▶ **Task to carry out**: Exact copies of all the entries are required, and no pictures should appear in them.

Excerpts from an interface dataset
%%
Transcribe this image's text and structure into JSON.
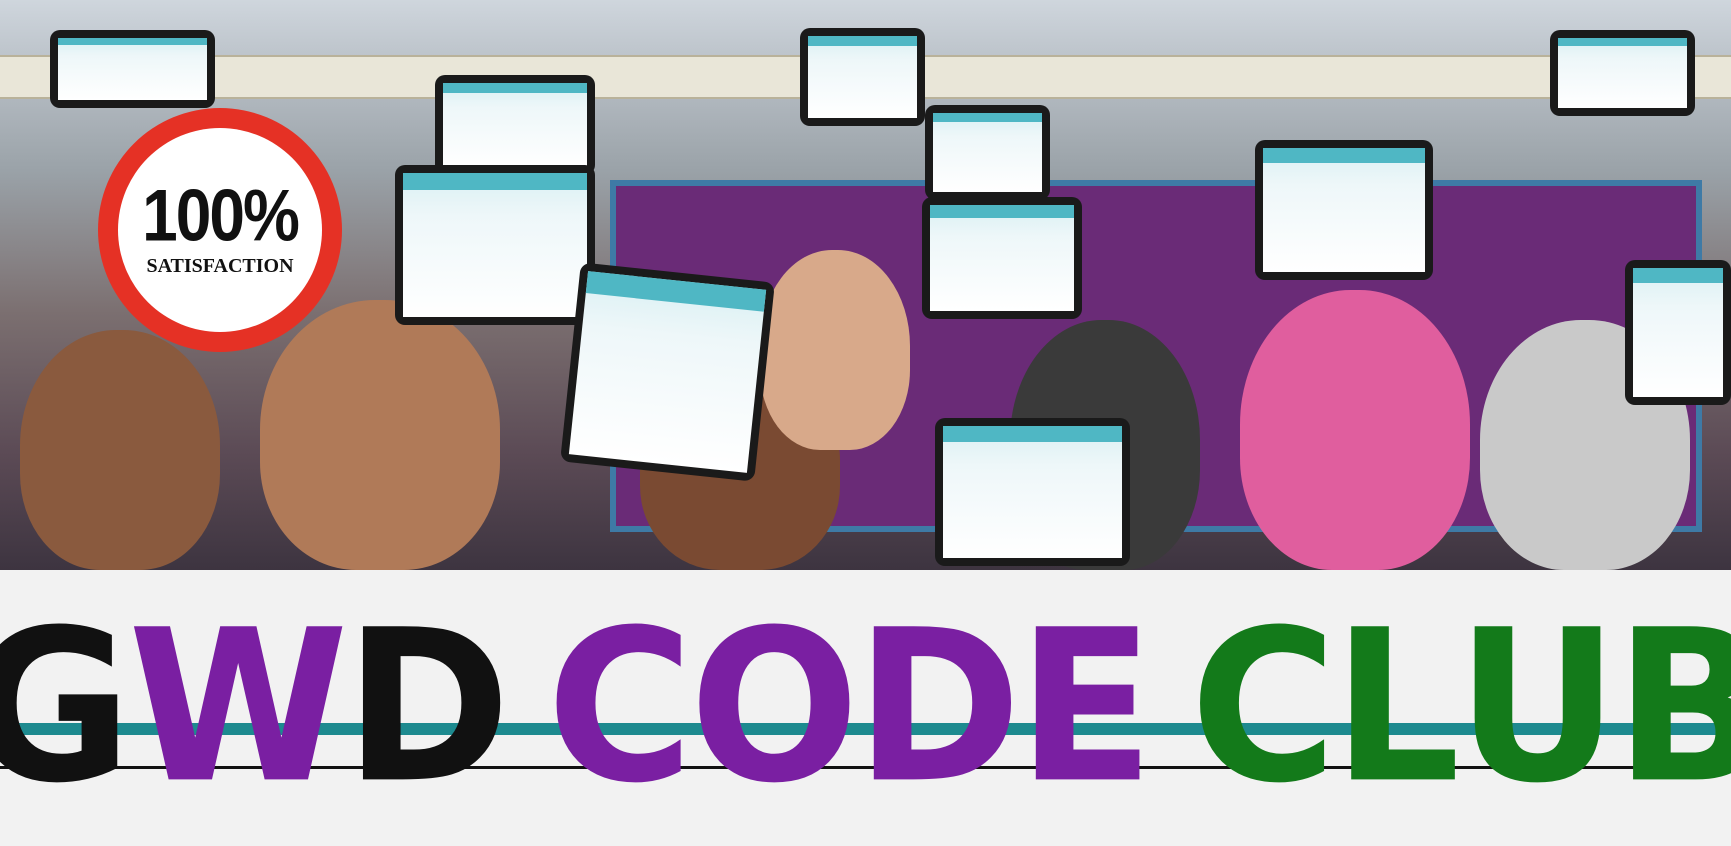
{
  "badge": {
    "percent": "100%",
    "label": "SATISFACTION",
    "ring_color": "#e53125"
  },
  "title": {
    "words": [
      {
        "letters": [
          {
            "char": "G",
            "color": "#111111"
          },
          {
            "char": "W",
            "color": "#7a1fa2"
          },
          {
            "char": "D",
            "color": "#111111"
          }
        ]
      },
      {
        "letters": [
          {
            "char": "C",
            "color": "#7a1fa2"
          },
          {
            "char": "O",
            "color": "#7a1fa2"
          },
          {
            "char": "D",
            "color": "#7a1fa2"
          },
          {
            "char": "E",
            "color": "#7a1fa2"
          }
        ]
      },
      {
        "letters": [
          {
            "char": "C",
            "color": "#137a1a"
          },
          {
            "char": "L",
            "color": "#137a1a"
          },
          {
            "char": "U",
            "color": "#137a1a"
          },
          {
            "char": "B",
            "color": "#137a1a"
          }
        ]
      }
    ]
  },
  "colors": {
    "teal_rule": "#1d8a8f",
    "black_rule": "#111111",
    "banner_bg": "#f2f2f2"
  }
}
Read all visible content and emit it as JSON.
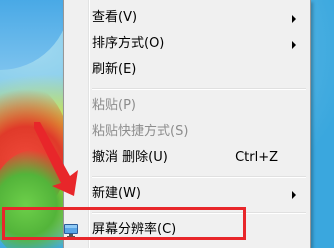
{
  "menu": {
    "items": [
      {
        "label": "查看(V)",
        "submenu": true,
        "disabled": false
      },
      {
        "label": "排序方式(O)",
        "submenu": true,
        "disabled": false
      },
      {
        "label": "刷新(E)",
        "submenu": false,
        "disabled": false
      },
      {
        "label": "粘贴(P)",
        "submenu": false,
        "disabled": true
      },
      {
        "label": "粘贴快捷方式(S)",
        "submenu": false,
        "disabled": true
      },
      {
        "label": "撤消 删除(U)",
        "shortcut": "Ctrl+Z",
        "submenu": false,
        "disabled": false
      },
      {
        "label": "新建(W)",
        "submenu": true,
        "disabled": false
      },
      {
        "label": "屏幕分辨率(C)",
        "submenu": false,
        "disabled": false,
        "icon": "monitor-icon"
      }
    ]
  },
  "annotation": {
    "color": "#e8262a",
    "pointer_icon": "red-arrow-icon",
    "highlighted_item": "屏幕分辨率(C)"
  }
}
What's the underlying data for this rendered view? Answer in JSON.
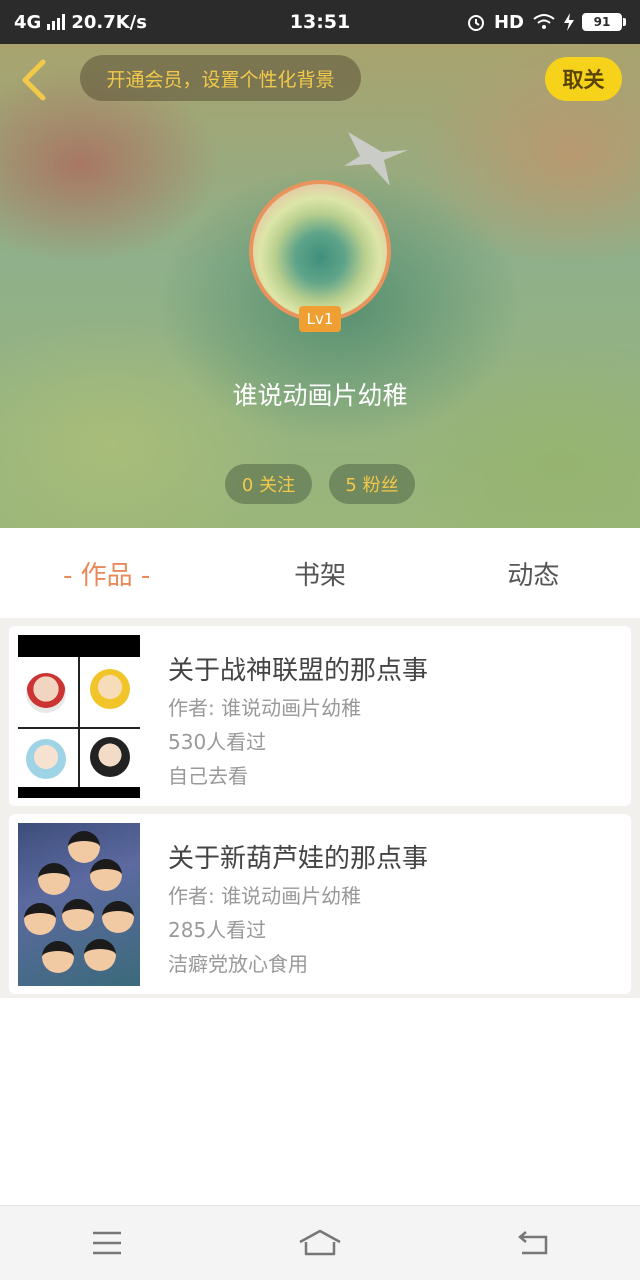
{
  "status_bar": {
    "network": "4G",
    "speed": "20.7K/s",
    "time": "13:51",
    "hd": "HD",
    "battery": "91"
  },
  "header": {
    "vip_promo": "开通会员，设置个性化背景",
    "unfollow_label": "取关",
    "level": "Lv1",
    "username": "谁说动画片幼稚",
    "following": "0 关注",
    "fans": "5 粉丝"
  },
  "tabs": [
    {
      "label": "- 作品 -",
      "active": true
    },
    {
      "label": "书架",
      "active": false
    },
    {
      "label": "动态",
      "active": false
    }
  ],
  "works": [
    {
      "title": "关于战神联盟的那点事",
      "author": "作者: 谁说动画片幼稚",
      "views": "530人看过",
      "description": "自己去看"
    },
    {
      "title": "关于新葫芦娃的那点事",
      "author": "作者: 谁说动画片幼稚",
      "views": "285人看过",
      "description": "洁癖党放心食用"
    }
  ],
  "nav": {
    "menu_icon": "menu-icon",
    "home_icon": "home-icon",
    "back_icon": "back-icon"
  },
  "colors": {
    "accent": "#e8895a",
    "vip_text": "#f3c94a",
    "unfollow_bg": "#f7d21a"
  }
}
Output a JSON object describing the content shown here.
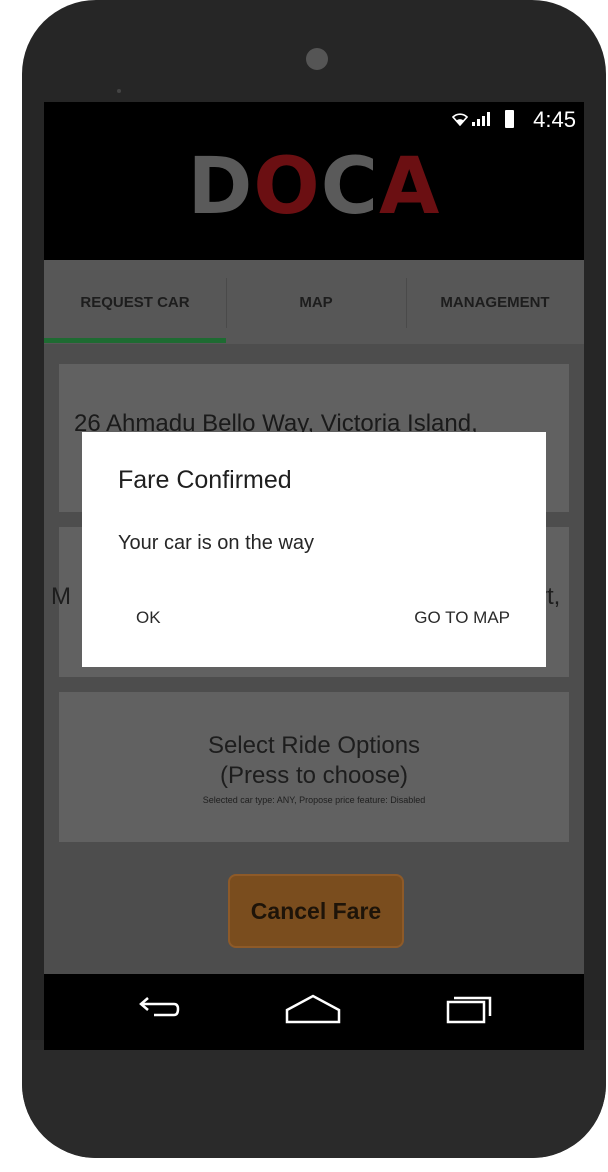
{
  "status_bar": {
    "time": "4:45",
    "icons": [
      "wifi-icon",
      "signal-icon",
      "battery-icon"
    ]
  },
  "app": {
    "brand_letters": [
      "D",
      "O",
      "C",
      "A"
    ],
    "brand_colors": [
      "#5a5a5a",
      "#6b0f12",
      "#5a5a5a",
      "#6b0f12"
    ]
  },
  "tabs": [
    {
      "label": "REQUEST CAR",
      "selected": true
    },
    {
      "label": "MAP",
      "selected": false
    },
    {
      "label": "MANAGEMENT",
      "selected": false
    }
  ],
  "form": {
    "pickup_address": "26 Ahmadu Bello Way, Victoria Island,",
    "destination_start": "M",
    "destination_end": "rt,",
    "ride_options_title": "Select Ride Options",
    "ride_options_subtitle": "(Press to choose)",
    "ride_options_details": "Selected car type: ANY, Propose price feature: Disabled",
    "cancel_button": "Cancel Fare"
  },
  "dialog": {
    "title": "Fare Confirmed",
    "message": "Your car is on the way",
    "ok_button": "OK",
    "map_button": "GO TO MAP"
  },
  "nav": {
    "icons": [
      "back-icon",
      "home-icon",
      "recents-icon"
    ]
  },
  "colors": {
    "accent_green": "#1e6b32",
    "cancel_button": "#7a4d1e",
    "brand_red": "#6b0f12"
  }
}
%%
▶ **Result**:
Transcribe this image's text and structure into JSON.
{
  "badge": {
    "percent": "100%",
    "label": "SATISFACTION",
    "ring_color": "#e53125"
  },
  "title": {
    "words": [
      {
        "letters": [
          {
            "char": "G",
            "color": "#111111"
          },
          {
            "char": "W",
            "color": "#7a1fa2"
          },
          {
            "char": "D",
            "color": "#111111"
          }
        ]
      },
      {
        "letters": [
          {
            "char": "C",
            "color": "#7a1fa2"
          },
          {
            "char": "O",
            "color": "#7a1fa2"
          },
          {
            "char": "D",
            "color": "#7a1fa2"
          },
          {
            "char": "E",
            "color": "#7a1fa2"
          }
        ]
      },
      {
        "letters": [
          {
            "char": "C",
            "color": "#137a1a"
          },
          {
            "char": "L",
            "color": "#137a1a"
          },
          {
            "char": "U",
            "color": "#137a1a"
          },
          {
            "char": "B",
            "color": "#137a1a"
          }
        ]
      }
    ]
  },
  "colors": {
    "teal_rule": "#1d8a8f",
    "black_rule": "#111111",
    "banner_bg": "#f2f2f2"
  }
}
Read all visible content and emit it as JSON.
{
  "menu": {
    "items": [
      {
        "label": "查看(V)",
        "submenu": true,
        "disabled": false
      },
      {
        "label": "排序方式(O)",
        "submenu": true,
        "disabled": false
      },
      {
        "label": "刷新(E)",
        "submenu": false,
        "disabled": false
      },
      {
        "label": "粘贴(P)",
        "submenu": false,
        "disabled": true
      },
      {
        "label": "粘贴快捷方式(S)",
        "submenu": false,
        "disabled": true
      },
      {
        "label": "撤消 删除(U)",
        "shortcut": "Ctrl+Z",
        "submenu": false,
        "disabled": false
      },
      {
        "label": "新建(W)",
        "submenu": true,
        "disabled": false
      },
      {
        "label": "屏幕分辨率(C)",
        "submenu": false,
        "disabled": false,
        "icon": "monitor-icon"
      }
    ]
  },
  "annotation": {
    "color": "#e8262a",
    "pointer_icon": "red-arrow-icon",
    "highlighted_item": "屏幕分辨率(C)"
  }
}
What's the underlying data for this rendered view? Answer in JSON.
{
  "status_bar": {
    "network": "4G",
    "speed": "20.7K/s",
    "time": "13:51",
    "hd": "HD",
    "battery": "91"
  },
  "header": {
    "vip_promo": "开通会员，设置个性化背景",
    "unfollow_label": "取关",
    "level": "Lv1",
    "username": "谁说动画片幼稚",
    "following": "0 关注",
    "fans": "5 粉丝"
  },
  "tabs": [
    {
      "label": "- 作品 -",
      "active": true
    },
    {
      "label": "书架",
      "active": false
    },
    {
      "label": "动态",
      "active": false
    }
  ],
  "works": [
    {
      "title": "关于战神联盟的那点事",
      "author": "作者: 谁说动画片幼稚",
      "views": "530人看过",
      "description": "自己去看"
    },
    {
      "title": "关于新葫芦娃的那点事",
      "author": "作者: 谁说动画片幼稚",
      "views": "285人看过",
      "description": "洁癖党放心食用"
    }
  ],
  "nav": {
    "menu_icon": "menu-icon",
    "home_icon": "home-icon",
    "back_icon": "back-icon"
  },
  "colors": {
    "accent": "#e8895a",
    "vip_text": "#f3c94a",
    "unfollow_bg": "#f7d21a"
  }
}
Output a JSON object describing the content shown here.
{
  "status_bar": {
    "time": "4:45",
    "icons": [
      "wifi-icon",
      "signal-icon",
      "battery-icon"
    ]
  },
  "app": {
    "brand_letters": [
      "D",
      "O",
      "C",
      "A"
    ],
    "brand_colors": [
      "#5a5a5a",
      "#6b0f12",
      "#5a5a5a",
      "#6b0f12"
    ]
  },
  "tabs": [
    {
      "label": "REQUEST CAR",
      "selected": true
    },
    {
      "label": "MAP",
      "selected": false
    },
    {
      "label": "MANAGEMENT",
      "selected": false
    }
  ],
  "form": {
    "pickup_address": "26 Ahmadu Bello Way, Victoria Island,",
    "destination_start": "M",
    "destination_end": "rt,",
    "ride_options_title": "Select Ride Options",
    "ride_options_subtitle": "(Press to choose)",
    "ride_options_details": "Selected car type: ANY, Propose price feature: Disabled",
    "cancel_button": "Cancel Fare"
  },
  "dialog": {
    "title": "Fare Confirmed",
    "message": "Your car is on the way",
    "ok_button": "OK",
    "map_button": "GO TO MAP"
  },
  "nav": {
    "icons": [
      "back-icon",
      "home-icon",
      "recents-icon"
    ]
  },
  "colors": {
    "accent_green": "#1e6b32",
    "cancel_button": "#7a4d1e",
    "brand_red": "#6b0f12"
  }
}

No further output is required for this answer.